**WHAT IS EXPECTED**
Scan the records below, and wherever a line has the word "count", pull it out.

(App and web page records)
^^^^^^^^^^^^^^^^

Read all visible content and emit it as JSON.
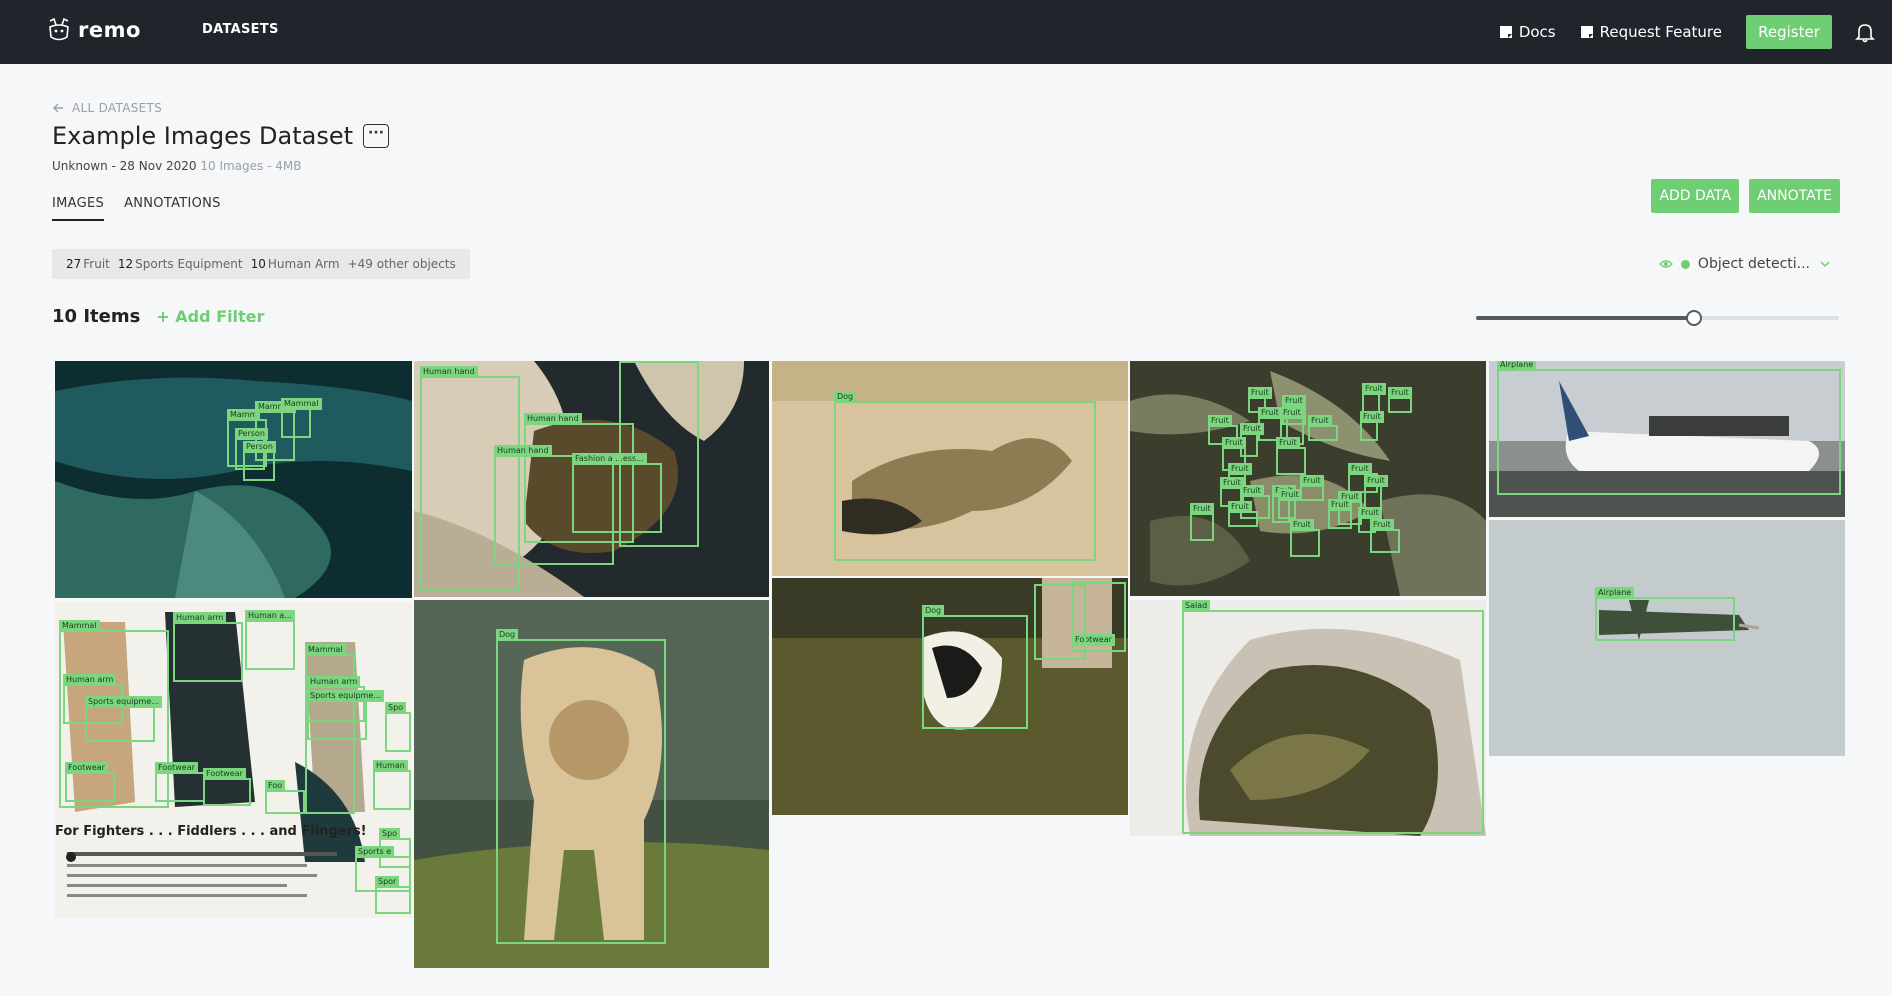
{
  "nav": {
    "brand": "remo",
    "datasets": "DATASETS",
    "docs": "Docs",
    "request_feature": "Request Feature",
    "register": "Register"
  },
  "header": {
    "back": "ALL DATASETS",
    "title": "Example Images Dataset",
    "more": "···",
    "meta_author": "Unknown - 28 Nov 2020",
    "meta_info": "10 Images - 4MB"
  },
  "tabs": [
    "IMAGES",
    "ANNOTATIONS"
  ],
  "actions": {
    "add_data": "ADD DATA",
    "annotate": "ANNOTATE"
  },
  "summary": {
    "items": [
      {
        "count": "27",
        "label": "Fruit"
      },
      {
        "count": "12",
        "label": "Sports Equipment"
      },
      {
        "count": "10",
        "label": "Human Arm"
      }
    ],
    "other": "+49 other objects"
  },
  "mode": {
    "label": "Object detecti..."
  },
  "list": {
    "count": "10 Items",
    "add_filter": "+ Add Filter"
  },
  "slider": {
    "value": 0.6
  },
  "colors": {
    "accent": "#6fce73",
    "topbar": "#20252c"
  },
  "poster_headline": "For Fighters . . . Fiddlers . . . and Flingers!",
  "images": [
    {
      "name": "cave",
      "labels": [
        "Mammal",
        "Mamm",
        "Mammal",
        "Person",
        "Person",
        "Person"
      ]
    },
    {
      "name": "fighters",
      "labels": [
        "Mammal",
        "Human arm",
        "Human a...",
        "Mammal",
        "Human arm",
        "Sports equipme...",
        "Mammal",
        "Human arm",
        "Sports equipme...",
        "Footwear",
        "Footwear",
        "Footwear",
        "Foo",
        "Spo",
        "Human",
        "Spo",
        "Sports e",
        "Spor"
      ]
    },
    {
      "name": "hands",
      "labels": [
        "Human hand",
        "Human hand",
        "Human hand",
        "Fashion a ...ess..."
      ]
    },
    {
      "name": "dog-walking",
      "labels": [
        "Dog"
      ]
    },
    {
      "name": "dog-lying",
      "labels": [
        "Dog"
      ]
    },
    {
      "name": "dog-running",
      "labels": [
        "Dog",
        "Footwear"
      ]
    },
    {
      "name": "fruit-tree",
      "labels": [
        "Fruit",
        "Fruit",
        "Fruit",
        "Fruit",
        "Fruit",
        "Fruit",
        "Fruit",
        "Fruit",
        "Fruit",
        "Fruit",
        "Fruit",
        "Fruit",
        "Fruit",
        "Fruit",
        "Fruit",
        "Fruit",
        "Fruit",
        "Fruit",
        "Fruit",
        "Fruit"
      ]
    },
    {
      "name": "salad",
      "labels": [
        "Salad"
      ]
    },
    {
      "name": "airplane-ground",
      "labels": [
        "Airplane"
      ]
    },
    {
      "name": "airplane-sky",
      "labels": [
        "Airplane"
      ]
    }
  ]
}
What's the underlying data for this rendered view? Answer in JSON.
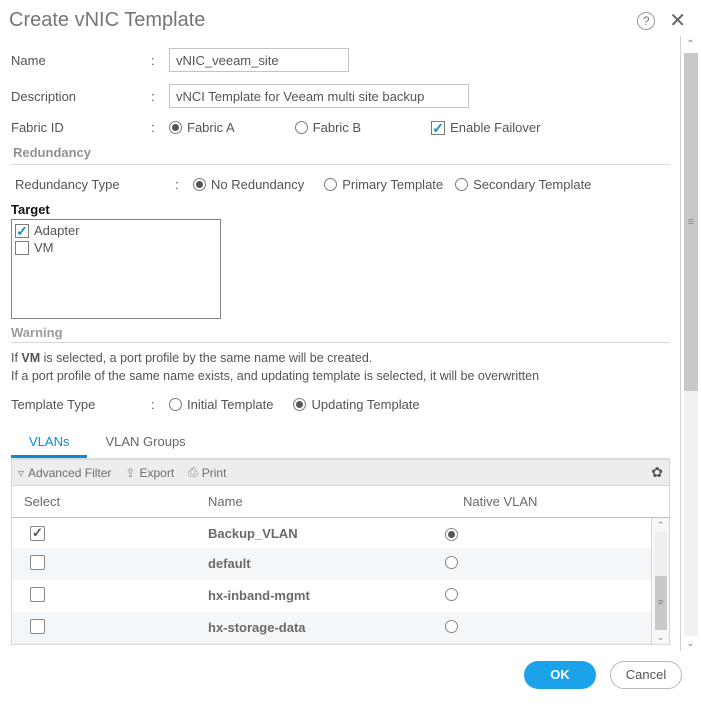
{
  "dialog": {
    "title": "Create vNIC Template"
  },
  "form": {
    "name_label": "Name",
    "name_value": "vNIC_veeam_site",
    "desc_label": "Description",
    "desc_value": "vNCI Template for Veeam multi site backup",
    "fabric_label": "Fabric ID",
    "fabric_a": "Fabric A",
    "fabric_b": "Fabric B",
    "fabric_selected": "A",
    "enable_failover_label": "Enable Failover",
    "enable_failover_checked": true,
    "redundancy_head": "Redundancy",
    "redtype_label": "Redundancy Type",
    "redtype_options": {
      "none": "No Redundancy",
      "primary": "Primary Template",
      "secondary": "Secondary Template"
    },
    "redtype_selected": "none",
    "target_head": "Target",
    "target_adapter_label": "Adapter",
    "target_adapter_checked": true,
    "target_vm_label": "VM",
    "target_vm_checked": false,
    "warning_head": "Warning",
    "warning_line1_a": "If ",
    "warning_line1_b": "VM",
    "warning_line1_c": " is selected, a port profile by the same name will be created.",
    "warning_line2": "If a port profile of the same name exists, and updating template is selected, it will be overwritten",
    "tmpltype_label": "Template Type",
    "tmpltype_options": {
      "initial": "Initial Template",
      "updating": "Updating Template"
    },
    "tmpltype_selected": "updating"
  },
  "tabs": {
    "vlans": "VLANs",
    "vlangroups": "VLAN Groups",
    "active": "vlans"
  },
  "toolbar": {
    "filter": "Advanced Filter",
    "export": "Export",
    "print": "Print"
  },
  "grid": {
    "headers": {
      "select": "Select",
      "name": "Name",
      "native": "Native VLAN"
    },
    "rows": [
      {
        "selected": true,
        "name": "Backup_VLAN",
        "native": true
      },
      {
        "selected": false,
        "name": "default",
        "native": false
      },
      {
        "selected": false,
        "name": "hx-inband-mgmt",
        "native": false
      },
      {
        "selected": false,
        "name": "hx-storage-data",
        "native": false
      }
    ]
  },
  "footer": {
    "ok": "OK",
    "cancel": "Cancel"
  }
}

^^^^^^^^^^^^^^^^

**SOLUTION TO THIS EXERCISE**
        "count": "27",
        "count": "12",
        "count": "10",
    "count": "10 Items",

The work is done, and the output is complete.